Clearly more compelling—and innovative—than the quantitative precision of the original Rotisserie baseball rules was their dramatic intrigue. The social interactions and play among the owners within Okrent's league provided models for thousands of owners who, like the colorful cast of characters in Rotisserie League Baseball, spent more time on the art of the deal than the science of player evaluation. By reconstituting the intimacy of the relationship between mass media sports figures and their fans, fantasy games such as Rotisserie baseball benefited both producers and consumers of mass media sportsrelated entertainment content.
The social interactions within small groups of fantasy sports players gratified and sustained fan interests by providing a more personalized and active form of participation than any other available to fans of professional sports that were increasingly shaped by media demands, political concessions, and financial concerns. Simultaneously, fantasy sports remained dependent on those professional league competitions they simulated; and, through the use of standardized rules, fantasy sports play both maintained a mass audience and sustained a mass market for the consumption of sports-related products. Each of these outcomes benefited the sports entertainment industries, and, over time, these industries have become increasingly supportive of fantasy sports play. Even peripheral (and seemingly dysfunctional) outcomes of fantasy sports play—such as fan interest being transferred from local teams to individual athletes—are consonant with professional leagues that commonly promote and market star players and performances while reassigning and reconstituting local teams.

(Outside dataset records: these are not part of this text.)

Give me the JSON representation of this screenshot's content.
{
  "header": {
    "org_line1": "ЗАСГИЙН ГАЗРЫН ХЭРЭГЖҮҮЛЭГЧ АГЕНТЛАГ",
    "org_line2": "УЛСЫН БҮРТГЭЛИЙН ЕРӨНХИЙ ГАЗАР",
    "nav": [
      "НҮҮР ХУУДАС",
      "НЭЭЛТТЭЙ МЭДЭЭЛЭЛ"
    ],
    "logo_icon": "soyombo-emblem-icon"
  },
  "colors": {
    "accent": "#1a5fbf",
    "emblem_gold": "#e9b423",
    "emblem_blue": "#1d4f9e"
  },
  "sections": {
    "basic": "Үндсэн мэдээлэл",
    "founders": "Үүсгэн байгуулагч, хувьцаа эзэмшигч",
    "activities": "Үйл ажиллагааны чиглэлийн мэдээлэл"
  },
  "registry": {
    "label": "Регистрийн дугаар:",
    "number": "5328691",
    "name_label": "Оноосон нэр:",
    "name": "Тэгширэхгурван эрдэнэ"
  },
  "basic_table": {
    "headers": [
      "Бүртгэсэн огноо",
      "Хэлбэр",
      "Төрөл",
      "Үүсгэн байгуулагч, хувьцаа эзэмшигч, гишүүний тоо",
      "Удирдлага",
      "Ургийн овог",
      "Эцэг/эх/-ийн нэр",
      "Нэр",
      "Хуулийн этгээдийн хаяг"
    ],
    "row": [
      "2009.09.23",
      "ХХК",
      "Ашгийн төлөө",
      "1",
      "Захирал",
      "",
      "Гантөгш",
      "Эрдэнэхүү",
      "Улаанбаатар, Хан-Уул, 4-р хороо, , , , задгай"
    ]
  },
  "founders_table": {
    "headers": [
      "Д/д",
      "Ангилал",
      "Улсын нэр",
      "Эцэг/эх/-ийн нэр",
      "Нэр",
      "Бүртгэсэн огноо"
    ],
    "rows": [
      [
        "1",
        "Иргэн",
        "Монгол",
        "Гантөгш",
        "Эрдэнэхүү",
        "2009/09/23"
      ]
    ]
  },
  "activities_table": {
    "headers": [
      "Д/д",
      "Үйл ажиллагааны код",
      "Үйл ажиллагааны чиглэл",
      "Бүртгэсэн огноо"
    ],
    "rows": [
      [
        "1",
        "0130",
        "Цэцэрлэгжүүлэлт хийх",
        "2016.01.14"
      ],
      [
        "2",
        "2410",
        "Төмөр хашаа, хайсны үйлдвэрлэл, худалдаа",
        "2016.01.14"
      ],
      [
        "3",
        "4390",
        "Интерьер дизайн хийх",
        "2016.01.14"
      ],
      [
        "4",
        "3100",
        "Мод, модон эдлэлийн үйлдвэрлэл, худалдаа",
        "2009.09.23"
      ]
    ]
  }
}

The popularity of fantasy games grew rapidly during the 1980s, creating a cottage industry of writers, editors, analysts, and statisticians—most devoted to fantasy baseball. The baseball strike of 1994 put many of the original fantasy game services out of business, and, aided by the increasing commercialization of the Internet, fantasy games have since largely migrated to online, fee-based services. Yahoo! is now the single largest provider of fantasy sports leagues, with more than 5 million registered users during the 2001 baseball season.

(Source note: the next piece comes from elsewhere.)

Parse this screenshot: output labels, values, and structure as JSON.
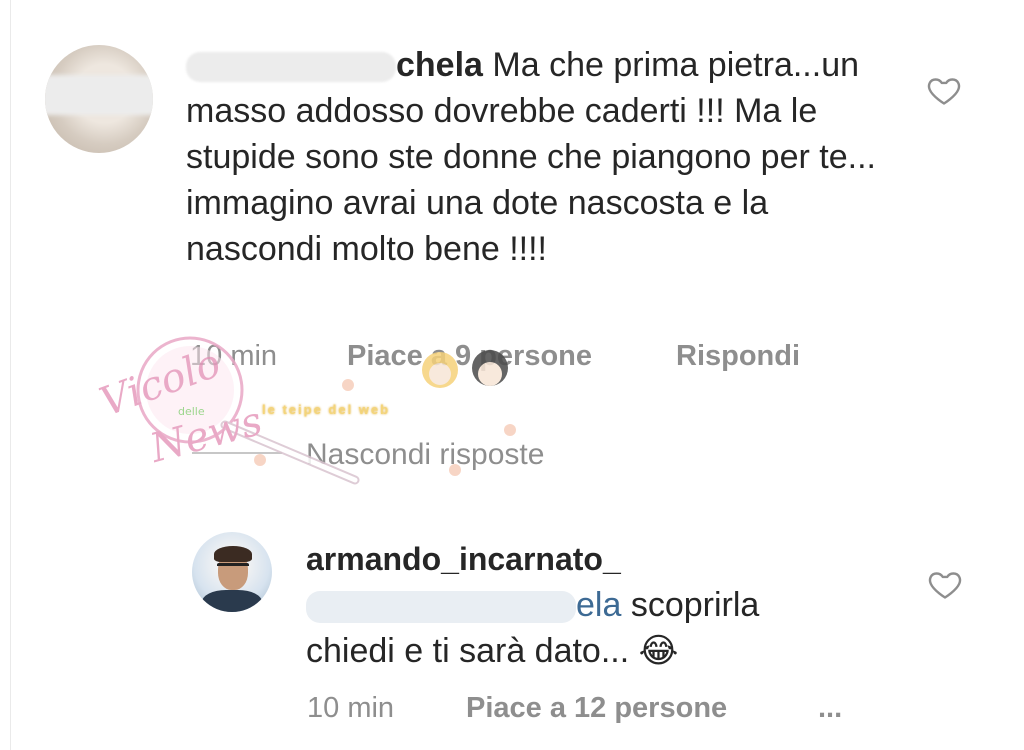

In several instances, the small group context so fundamental to the original Rotisserie Baseball rules has been modified by online, commercial versions of fantasy games (such as the online offerings of ESPN, CBS Sportsline, and Fox Sports) that are designed to maximize the number of players/owners participating. Some of these games, which have little or no social interaction among very large numbers of players/owners, are better classified as betting games or, more generically, as games of chance. Similarly, simulation systems that pit only two players/owners—or two player/owner teams—against each other are better classified as either strategy or war games, depending on the mechanics of the simulation involved. Fantasy games as a separate genre of play require both competition among a small group of players/owners and a set of rules guiding their social interactions within the fantasy (simulated) context.
Elias Sport Bureau. The Elias Baseball Analyst. New York: Collier Books. 1985–1993.
James, Bill. The Bill James Baseball Abstract. New York: Ballantine Books. 1982–1988.
Waggoner, Glen, ed. Rotisserie League Baseball. 1st edition. New York: Bantam Books. 1984.
Yahoo! Sports Fantasy Games. 2002. Available from http://fantasysports.yahoo.com.